#### EXERCISE
Go line by line through the listing below and copy those that hold "this".

#### DATA TO EXAMINE
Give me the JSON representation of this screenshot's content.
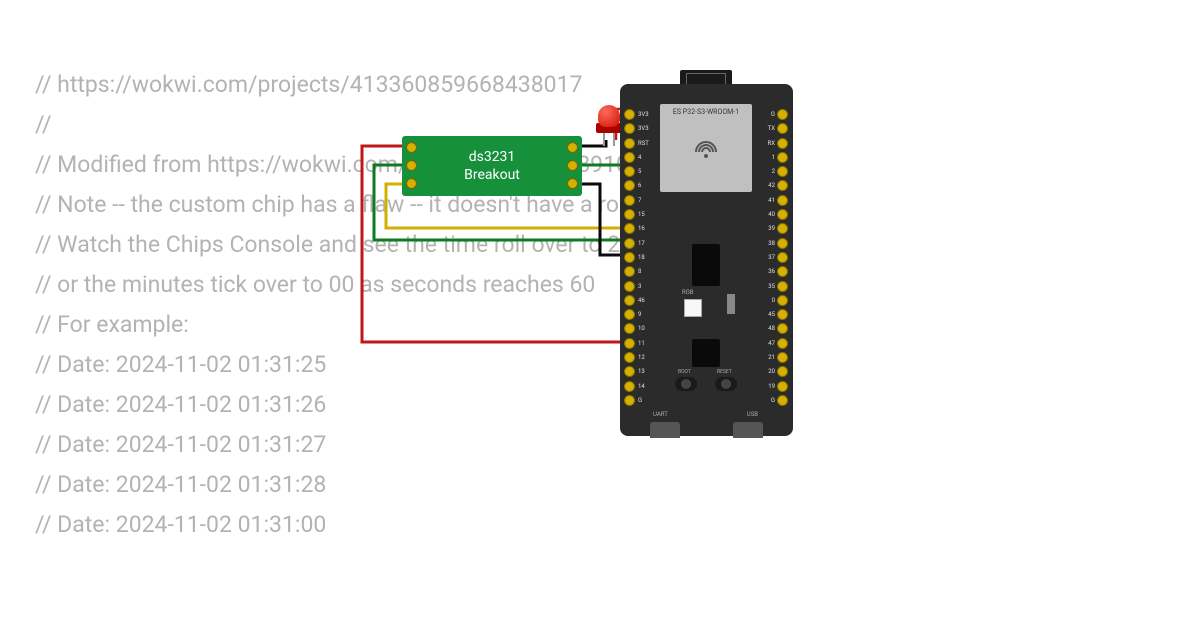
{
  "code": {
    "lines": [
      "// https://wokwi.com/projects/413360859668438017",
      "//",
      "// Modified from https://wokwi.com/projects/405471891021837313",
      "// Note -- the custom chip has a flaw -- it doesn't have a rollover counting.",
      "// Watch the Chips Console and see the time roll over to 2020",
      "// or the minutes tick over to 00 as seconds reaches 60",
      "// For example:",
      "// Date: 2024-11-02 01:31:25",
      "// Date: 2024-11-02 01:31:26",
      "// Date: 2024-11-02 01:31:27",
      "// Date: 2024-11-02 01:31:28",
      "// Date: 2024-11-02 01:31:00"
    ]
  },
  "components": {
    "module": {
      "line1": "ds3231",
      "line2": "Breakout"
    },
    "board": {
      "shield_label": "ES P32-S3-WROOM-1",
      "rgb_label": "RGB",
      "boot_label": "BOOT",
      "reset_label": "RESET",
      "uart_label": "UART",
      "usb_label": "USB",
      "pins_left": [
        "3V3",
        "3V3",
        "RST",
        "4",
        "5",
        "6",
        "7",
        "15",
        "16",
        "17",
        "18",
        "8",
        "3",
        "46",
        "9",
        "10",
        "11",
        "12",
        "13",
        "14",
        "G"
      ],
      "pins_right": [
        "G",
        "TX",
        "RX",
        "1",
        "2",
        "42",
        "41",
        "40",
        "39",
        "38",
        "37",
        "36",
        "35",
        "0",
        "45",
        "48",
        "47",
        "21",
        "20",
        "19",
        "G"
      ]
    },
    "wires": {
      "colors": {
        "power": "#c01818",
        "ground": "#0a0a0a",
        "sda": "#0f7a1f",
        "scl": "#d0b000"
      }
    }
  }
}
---
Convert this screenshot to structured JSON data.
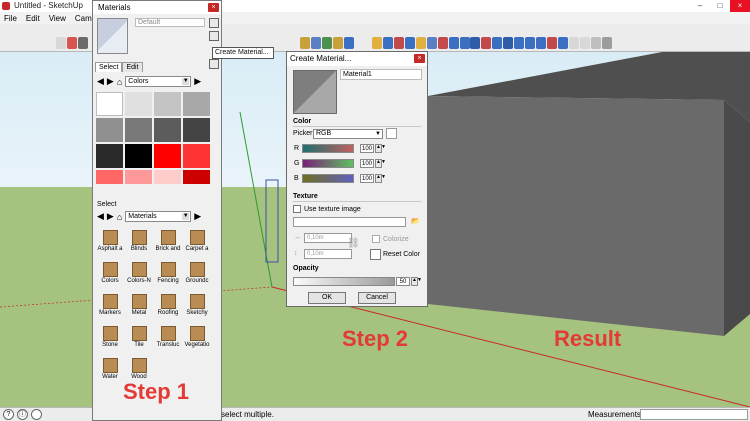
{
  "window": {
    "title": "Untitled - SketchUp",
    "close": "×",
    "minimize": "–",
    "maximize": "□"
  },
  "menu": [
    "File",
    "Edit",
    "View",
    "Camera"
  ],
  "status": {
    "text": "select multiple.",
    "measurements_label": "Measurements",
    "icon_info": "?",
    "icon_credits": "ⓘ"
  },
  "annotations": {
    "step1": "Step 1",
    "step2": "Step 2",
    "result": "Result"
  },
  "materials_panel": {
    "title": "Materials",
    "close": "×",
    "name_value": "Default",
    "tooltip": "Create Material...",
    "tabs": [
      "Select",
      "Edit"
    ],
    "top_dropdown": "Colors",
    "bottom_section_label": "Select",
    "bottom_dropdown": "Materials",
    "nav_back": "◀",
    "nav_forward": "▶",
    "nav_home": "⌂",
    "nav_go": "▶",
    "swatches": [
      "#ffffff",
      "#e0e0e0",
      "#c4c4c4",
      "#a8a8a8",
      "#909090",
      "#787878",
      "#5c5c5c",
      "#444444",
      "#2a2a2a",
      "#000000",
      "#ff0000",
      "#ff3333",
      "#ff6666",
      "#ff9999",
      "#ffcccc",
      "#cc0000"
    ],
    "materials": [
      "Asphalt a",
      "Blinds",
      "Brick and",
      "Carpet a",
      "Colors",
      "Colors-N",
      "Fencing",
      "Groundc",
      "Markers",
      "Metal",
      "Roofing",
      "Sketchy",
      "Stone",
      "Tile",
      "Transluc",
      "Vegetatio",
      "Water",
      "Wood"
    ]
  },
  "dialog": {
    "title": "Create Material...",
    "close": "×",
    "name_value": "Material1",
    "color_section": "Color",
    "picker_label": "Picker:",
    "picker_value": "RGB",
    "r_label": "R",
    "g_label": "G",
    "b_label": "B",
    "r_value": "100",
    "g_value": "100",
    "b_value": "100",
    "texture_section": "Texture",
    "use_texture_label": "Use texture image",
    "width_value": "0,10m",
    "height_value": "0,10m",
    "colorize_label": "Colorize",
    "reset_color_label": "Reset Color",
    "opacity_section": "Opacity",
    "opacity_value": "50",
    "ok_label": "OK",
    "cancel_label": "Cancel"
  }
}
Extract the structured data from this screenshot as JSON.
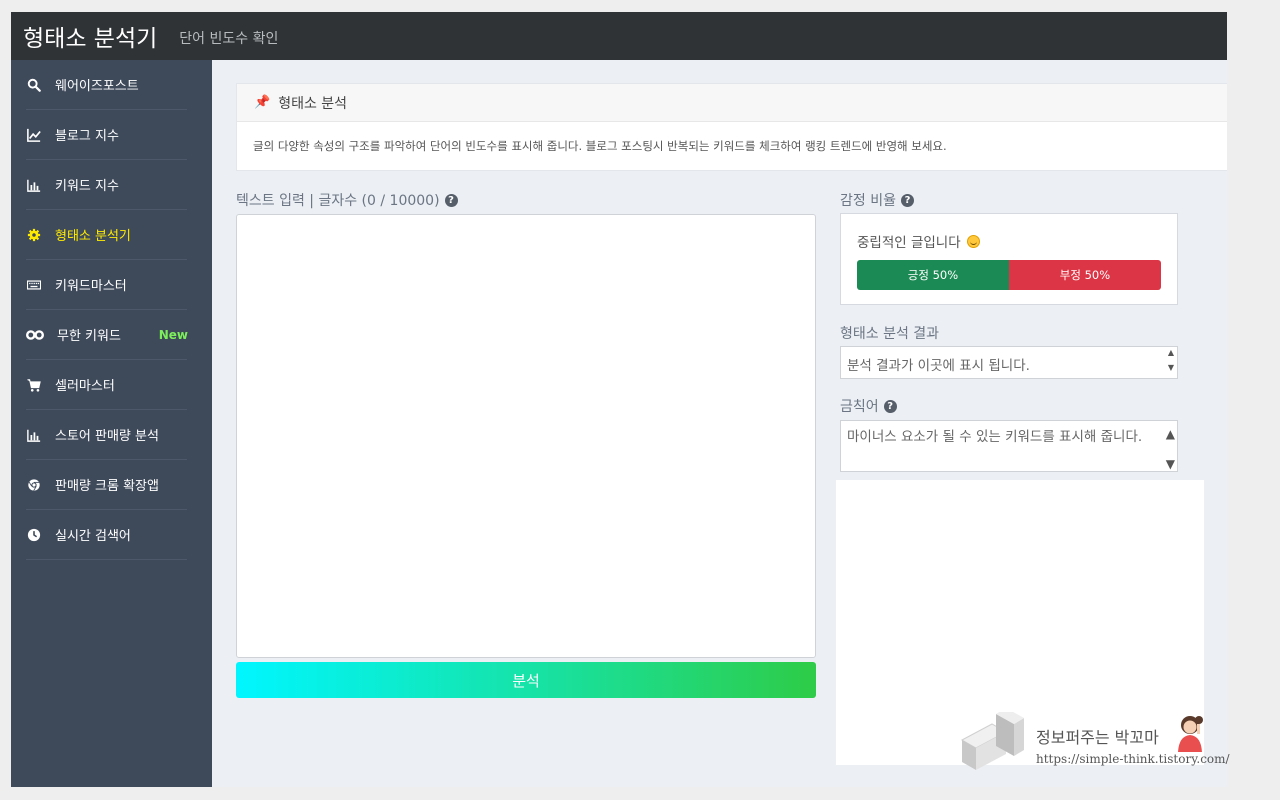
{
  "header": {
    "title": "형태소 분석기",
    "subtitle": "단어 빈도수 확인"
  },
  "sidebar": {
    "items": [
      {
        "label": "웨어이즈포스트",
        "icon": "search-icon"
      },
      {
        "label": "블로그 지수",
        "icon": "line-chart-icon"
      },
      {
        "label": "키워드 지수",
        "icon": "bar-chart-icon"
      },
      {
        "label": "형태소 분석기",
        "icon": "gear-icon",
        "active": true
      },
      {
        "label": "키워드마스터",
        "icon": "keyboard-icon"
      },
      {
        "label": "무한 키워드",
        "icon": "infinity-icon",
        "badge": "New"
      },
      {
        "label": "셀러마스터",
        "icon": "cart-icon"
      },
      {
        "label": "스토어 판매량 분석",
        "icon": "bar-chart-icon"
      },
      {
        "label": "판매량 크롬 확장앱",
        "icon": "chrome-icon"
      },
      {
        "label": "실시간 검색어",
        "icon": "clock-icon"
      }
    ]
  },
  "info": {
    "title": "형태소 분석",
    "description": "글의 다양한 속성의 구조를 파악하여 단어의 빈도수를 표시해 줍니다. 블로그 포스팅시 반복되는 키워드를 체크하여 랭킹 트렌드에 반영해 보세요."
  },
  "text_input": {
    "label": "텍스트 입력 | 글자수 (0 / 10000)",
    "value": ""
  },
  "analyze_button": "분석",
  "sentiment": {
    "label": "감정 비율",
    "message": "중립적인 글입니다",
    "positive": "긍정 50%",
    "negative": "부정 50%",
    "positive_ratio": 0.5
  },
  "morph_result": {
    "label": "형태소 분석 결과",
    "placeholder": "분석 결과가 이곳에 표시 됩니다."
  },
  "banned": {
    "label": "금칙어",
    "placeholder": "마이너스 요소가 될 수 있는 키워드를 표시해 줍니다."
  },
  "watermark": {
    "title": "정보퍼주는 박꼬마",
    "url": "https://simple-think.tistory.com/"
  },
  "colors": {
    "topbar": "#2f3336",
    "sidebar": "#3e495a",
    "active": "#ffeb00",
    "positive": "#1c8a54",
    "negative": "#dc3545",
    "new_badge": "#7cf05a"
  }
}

#### ANSWER FOR THE TASK
Give me the JSON representation of this screenshot's content.
Convert this screenshot to structured JSON data.
Extract the structured data from this screenshot as JSON.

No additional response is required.